When I saw a Macaron Making Party offered by Paris International Cooking School, I decided to round up some friends and spend an evening learning how to make these delightful little concoctions that I enjoy eating so much. Because I'm gluten free macarons are also a guilt free experience as they are made solely with almond flour. Finding a gluten free recipe for sweets is like hitting the jackpot.
The presenter and head teacher of PICS Laurent Villoing was quick to greet us when we entered. Laurent has an impressive career as a chef, originally from France he has over twenty years teaching experience and among his many accolades he was Head Chef in London with the ACCOR group and has catered for royal families including the late Queen Elizabeth. So we knew we were in for the real deal with Laurent, an authentic French chef teaching us how to make macarons.
Up to fifteen students can attend the two hour demonstration and tasting, and chairs are faced forward so we can all see what Laurent is cooking. Laurent began the class giving us the history of macarons. To my surprise macarons are originally Italian and purportedly were created by Italian monks, evidence of macarons goes as far back as the 1500's. So how did macarons become so popular in France? The story goes that when Catherine de'Medici married King Henry II she brought the technique with her to France. French nuns were famous for making macarons and in that way they became very popular in France.
The next part was dedicated to the five different types of macarons we would be making and tasting that evening.
The first macaroon was the American coconut macaroon. Laurent demonstrated at the front the technique of making the macaroon, a piping bag is essential for most macaron making. With the piping bag you must take care to make all of the macarons equally, as the mixture easily comes out of the bag. If they are made unequally some will take longer to cook and others will burn.
At the end of the coconut macaroon lesson Laurent passed out the delicious American coconut macaroons which were moist and delicious. I think everyone agreed it was a favourite.
Next came the Amaretti Italian Macaron which was created 500 years ago. I found this one much less intimidating as you don't need a piping bag and can make the macaron by hand. You pinch cute little corners on the top of the dough to make a pointy tip and dust it with sugar. Sounds fun, doesn't it? This was my personal favourite, I loved the almond taste of the Amaretti macaron.
After that came Macaron of Nancy, which is a simple almond macaron again dusted with sugar. The name comes from the Sisters of Les Dames du Saint Sacrement's Convent who made the macarons in the downtown of Nancy, a town in the Lorraine region of France in the 1800's. Macaron of Nancy put macarons on the map.
And finally came the Macaron de Paris with Italian Meringue.
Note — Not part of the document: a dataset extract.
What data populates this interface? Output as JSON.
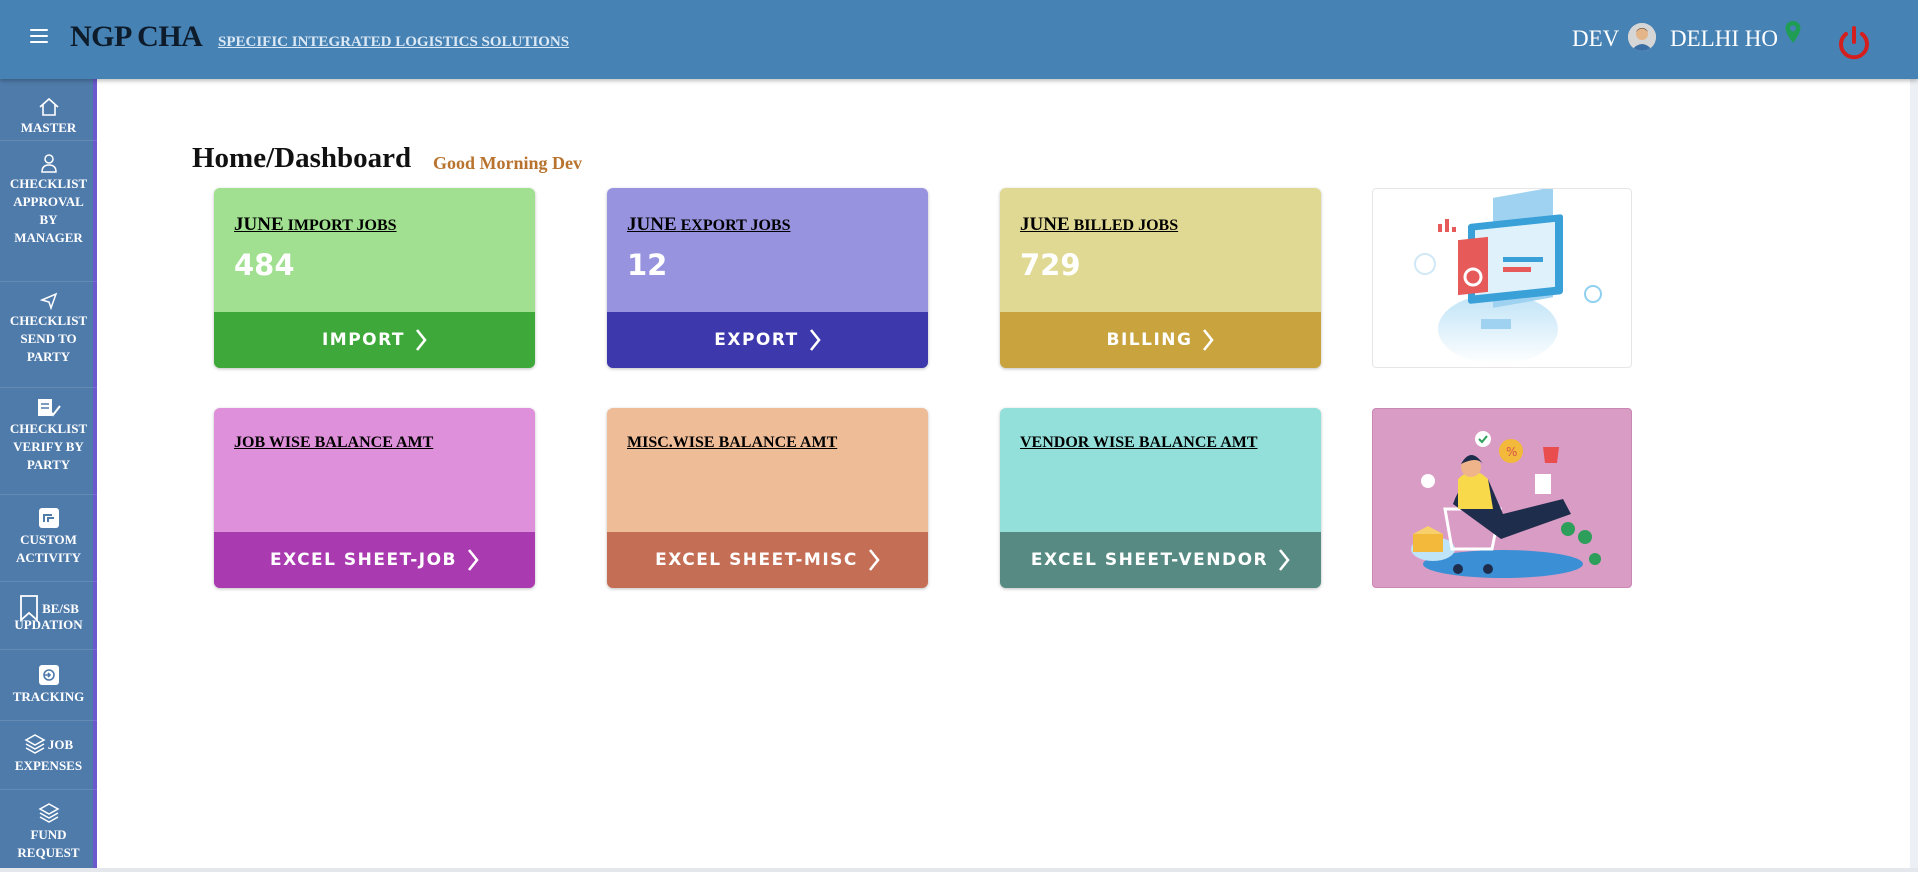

These macarons are the popular ones we see around town and by far the most complicated to make. They are made with a butter cream filling which is wickedly good.
Laurent did an excellent job explaining the history of the macarons and how to make them. If you want to make them at home you need the proper equipment including a food blender, baking sheets, a thermometer, a mixer and of course a piping bag
While I'm not sure I will be making macarons at home anytime soon (besides the Amaretti Italian Macaron) I thoroughly enjoyed the experience of learning how they are made, the fascinating history behind the delicious treat, and seeing Paris International Cooking School, which offers more in depth macaron making classes and many other types of cooking classes.
If you would like to have a fun evening with friends learning how to make and tasting delicious macarons go to the Macaron Making Party, you won't be disappointed.
It sounds so wonderful! I love macarons, funnily I wrote a review on their history just a few months ago. So glad you have shared this amazing lesson for all to share. Yes the history is fascinating. Great review. L:)